The Red Cross pointed out during one of the security round table meetings, that 72 individuals have been expelled from temporary accommodation, in addition to around 20 who have left on their own initiative, indicating that these cases are “in the hands of the National Police, which in coordination with the Local Police will proceed over the next few days to relocate them to the CIE (Foreigners Internment Centre) for subsequent expulsion.”

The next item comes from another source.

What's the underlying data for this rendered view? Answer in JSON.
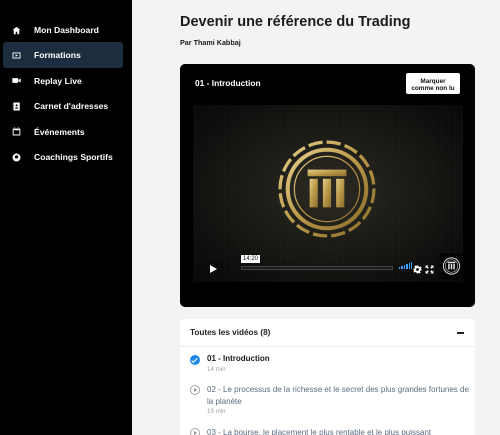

The Mogán roundtable was attended by urban development, security and tourism councillor Mency Navarro who expressed regret that their municipal town hall was not being supplied with any of the lists of information they have demanded, regarding the numbers and details of the people currently accommodated or expelled, nor has anyone communicated with them regarding the protocols for dealing with those individuals who have subsequently been expelled from accommodation in the south. Mayans agreed to provide information regarding protocols at their next meeting, on Friday of next week.
It was made clear that any of these people who have been involved in disturbances to public order or who have abandoned the reception facilities, are to be lined up for preferential expulsion, once they are relocated. The deputy delegate of the Spanish Government in Las Palmas, Teresa Mayans , stressed that they are only able to ensure “a limited number of repatriations” but that “that will grow progressively”, along with the “preferential expulsions already being carried out.” She also pointed out that every individual involved is identified to Policia Nacional, who then take responsibility for locating those individuals to ensure they are dealt with appropriately.
They spoke of the de-escalation in the use of hotels, the Red Cross considering “the term established” by the Government Delegation “viable”, who indicated the approximate final date for the vacating of tourist establishments for around mid-February.
Phase 1 of the ‘Canarias 50’ military base facilities is already 100% complete and phase 2 has begun, in addition to the adaptation of other centres on Gran Canaria and other islands that “are progressing at a good pace, making it feasible to comply with the established schedule”.